■ YOUR GOAL:
Copy each line below that has "legend".
━━━ AVAILABLE DATA
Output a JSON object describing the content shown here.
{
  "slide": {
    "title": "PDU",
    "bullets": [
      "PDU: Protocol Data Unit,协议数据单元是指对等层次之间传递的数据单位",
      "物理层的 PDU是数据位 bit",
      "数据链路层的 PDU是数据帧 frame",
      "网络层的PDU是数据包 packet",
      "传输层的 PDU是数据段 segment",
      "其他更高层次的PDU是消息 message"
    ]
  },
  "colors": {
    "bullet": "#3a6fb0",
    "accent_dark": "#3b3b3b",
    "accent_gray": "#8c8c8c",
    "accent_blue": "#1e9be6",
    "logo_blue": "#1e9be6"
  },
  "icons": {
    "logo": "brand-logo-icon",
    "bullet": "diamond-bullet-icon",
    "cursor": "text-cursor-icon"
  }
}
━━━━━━
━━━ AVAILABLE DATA
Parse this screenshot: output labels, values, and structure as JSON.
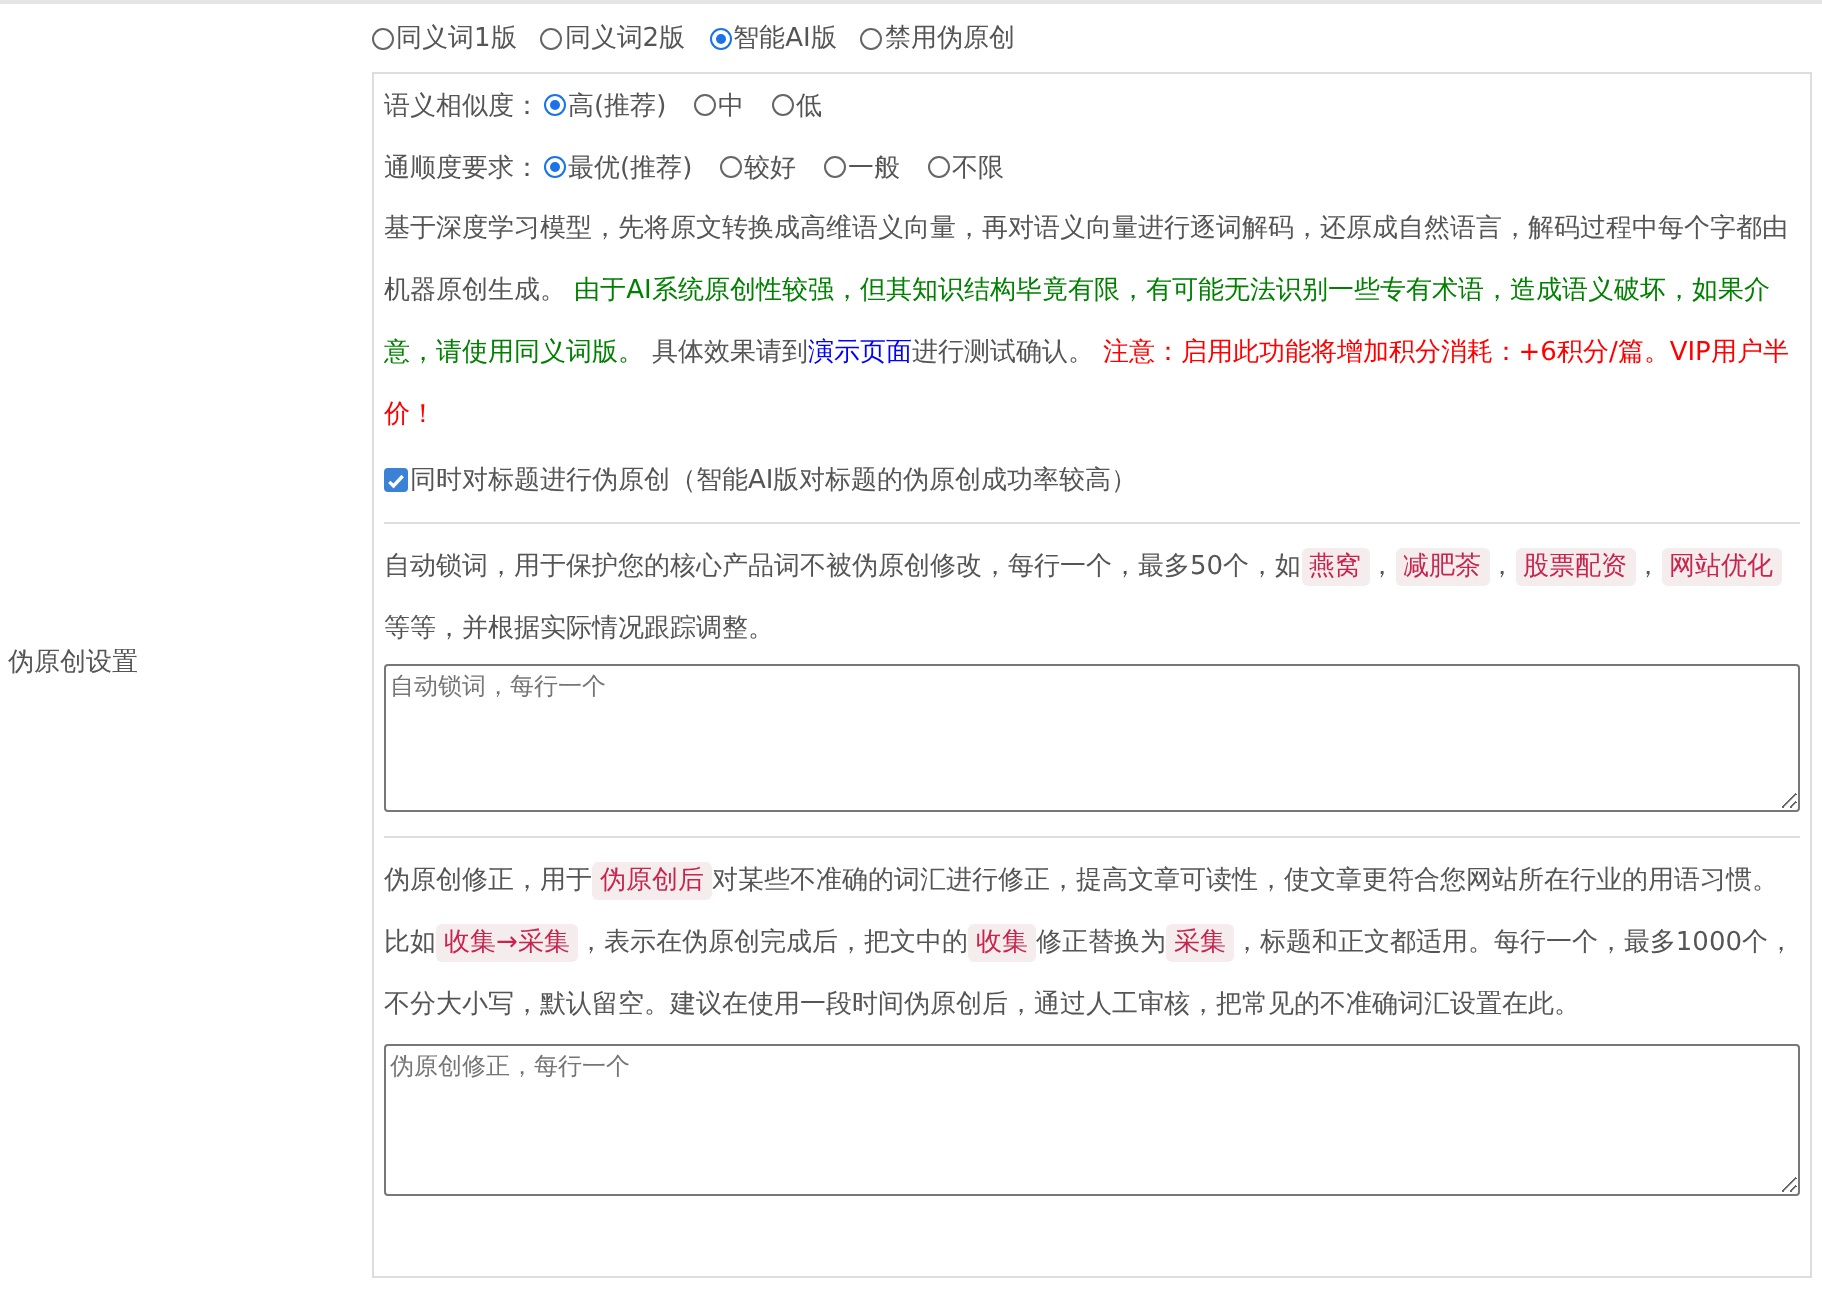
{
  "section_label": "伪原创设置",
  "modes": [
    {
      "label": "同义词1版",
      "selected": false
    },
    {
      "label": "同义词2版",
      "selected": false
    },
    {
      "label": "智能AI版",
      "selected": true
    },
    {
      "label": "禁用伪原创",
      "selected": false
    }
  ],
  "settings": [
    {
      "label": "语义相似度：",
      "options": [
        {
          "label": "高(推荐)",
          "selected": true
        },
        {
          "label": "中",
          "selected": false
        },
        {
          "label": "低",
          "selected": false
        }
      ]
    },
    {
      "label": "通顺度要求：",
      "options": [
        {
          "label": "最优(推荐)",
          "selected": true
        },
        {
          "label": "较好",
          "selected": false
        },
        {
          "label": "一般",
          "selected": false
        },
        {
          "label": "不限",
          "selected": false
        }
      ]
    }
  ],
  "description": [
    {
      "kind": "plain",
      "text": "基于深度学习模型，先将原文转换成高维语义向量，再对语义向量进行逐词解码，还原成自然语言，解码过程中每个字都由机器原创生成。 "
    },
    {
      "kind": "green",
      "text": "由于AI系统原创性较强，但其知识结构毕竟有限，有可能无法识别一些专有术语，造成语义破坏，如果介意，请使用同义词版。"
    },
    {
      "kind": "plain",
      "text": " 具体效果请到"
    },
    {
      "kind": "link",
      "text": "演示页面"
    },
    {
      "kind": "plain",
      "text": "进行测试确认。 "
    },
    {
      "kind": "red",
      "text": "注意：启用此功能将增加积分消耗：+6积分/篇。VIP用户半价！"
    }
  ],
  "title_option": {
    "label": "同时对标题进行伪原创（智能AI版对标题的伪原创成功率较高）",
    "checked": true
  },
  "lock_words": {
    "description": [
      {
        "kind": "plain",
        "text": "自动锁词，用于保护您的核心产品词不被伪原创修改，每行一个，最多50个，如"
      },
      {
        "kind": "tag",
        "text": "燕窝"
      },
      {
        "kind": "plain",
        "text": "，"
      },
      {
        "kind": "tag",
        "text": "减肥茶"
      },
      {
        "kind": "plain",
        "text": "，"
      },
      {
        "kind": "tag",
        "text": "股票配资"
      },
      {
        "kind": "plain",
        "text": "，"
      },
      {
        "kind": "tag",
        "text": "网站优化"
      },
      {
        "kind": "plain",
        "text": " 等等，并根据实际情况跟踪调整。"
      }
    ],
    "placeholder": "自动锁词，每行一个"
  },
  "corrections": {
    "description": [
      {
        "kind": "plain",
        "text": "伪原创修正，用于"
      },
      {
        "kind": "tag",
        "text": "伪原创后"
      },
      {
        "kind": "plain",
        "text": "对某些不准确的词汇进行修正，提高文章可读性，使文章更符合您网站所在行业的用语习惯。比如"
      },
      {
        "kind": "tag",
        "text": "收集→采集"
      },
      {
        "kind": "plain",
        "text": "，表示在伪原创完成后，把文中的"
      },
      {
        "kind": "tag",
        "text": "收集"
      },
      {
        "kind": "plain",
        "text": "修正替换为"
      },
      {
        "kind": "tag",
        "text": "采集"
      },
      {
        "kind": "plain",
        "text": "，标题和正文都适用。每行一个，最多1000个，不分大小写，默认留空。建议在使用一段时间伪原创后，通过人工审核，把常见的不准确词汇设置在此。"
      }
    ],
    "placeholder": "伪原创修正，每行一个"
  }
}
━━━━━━
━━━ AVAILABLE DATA
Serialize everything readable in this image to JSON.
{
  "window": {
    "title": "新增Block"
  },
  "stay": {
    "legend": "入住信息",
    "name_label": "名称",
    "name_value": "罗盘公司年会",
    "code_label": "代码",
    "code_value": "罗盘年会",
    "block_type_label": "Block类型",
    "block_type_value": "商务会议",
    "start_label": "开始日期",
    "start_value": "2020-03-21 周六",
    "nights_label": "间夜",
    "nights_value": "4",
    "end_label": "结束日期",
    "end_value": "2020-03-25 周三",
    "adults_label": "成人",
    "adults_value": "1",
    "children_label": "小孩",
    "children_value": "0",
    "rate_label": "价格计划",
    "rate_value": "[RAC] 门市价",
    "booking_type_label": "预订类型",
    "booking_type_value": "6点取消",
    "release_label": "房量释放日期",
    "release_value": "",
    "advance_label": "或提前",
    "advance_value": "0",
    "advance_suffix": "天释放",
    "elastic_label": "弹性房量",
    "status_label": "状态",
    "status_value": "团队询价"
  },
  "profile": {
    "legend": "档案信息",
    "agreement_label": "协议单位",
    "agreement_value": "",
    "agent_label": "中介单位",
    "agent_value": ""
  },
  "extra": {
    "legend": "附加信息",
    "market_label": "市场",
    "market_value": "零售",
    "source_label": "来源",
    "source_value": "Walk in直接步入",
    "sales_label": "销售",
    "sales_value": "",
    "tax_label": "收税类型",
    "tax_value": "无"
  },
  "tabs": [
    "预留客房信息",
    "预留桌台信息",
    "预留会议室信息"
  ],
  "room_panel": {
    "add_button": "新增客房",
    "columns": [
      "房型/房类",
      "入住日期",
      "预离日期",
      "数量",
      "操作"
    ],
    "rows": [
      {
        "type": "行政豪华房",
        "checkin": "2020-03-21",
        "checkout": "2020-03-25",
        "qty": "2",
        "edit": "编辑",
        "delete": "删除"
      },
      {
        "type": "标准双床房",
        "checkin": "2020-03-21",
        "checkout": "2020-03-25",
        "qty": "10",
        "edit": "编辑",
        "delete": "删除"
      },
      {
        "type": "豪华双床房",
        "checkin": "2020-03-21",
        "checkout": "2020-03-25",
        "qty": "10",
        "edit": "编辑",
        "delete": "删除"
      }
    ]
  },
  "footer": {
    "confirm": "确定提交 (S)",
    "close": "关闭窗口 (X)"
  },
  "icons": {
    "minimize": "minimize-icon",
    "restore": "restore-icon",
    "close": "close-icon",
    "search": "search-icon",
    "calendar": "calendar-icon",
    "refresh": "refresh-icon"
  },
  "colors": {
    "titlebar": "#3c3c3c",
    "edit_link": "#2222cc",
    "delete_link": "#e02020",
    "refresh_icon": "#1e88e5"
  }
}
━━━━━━
■ RESPONSE AREA:
    "legend": "入住信息",
    "legend": "档案信息",
    "legend": "附加信息",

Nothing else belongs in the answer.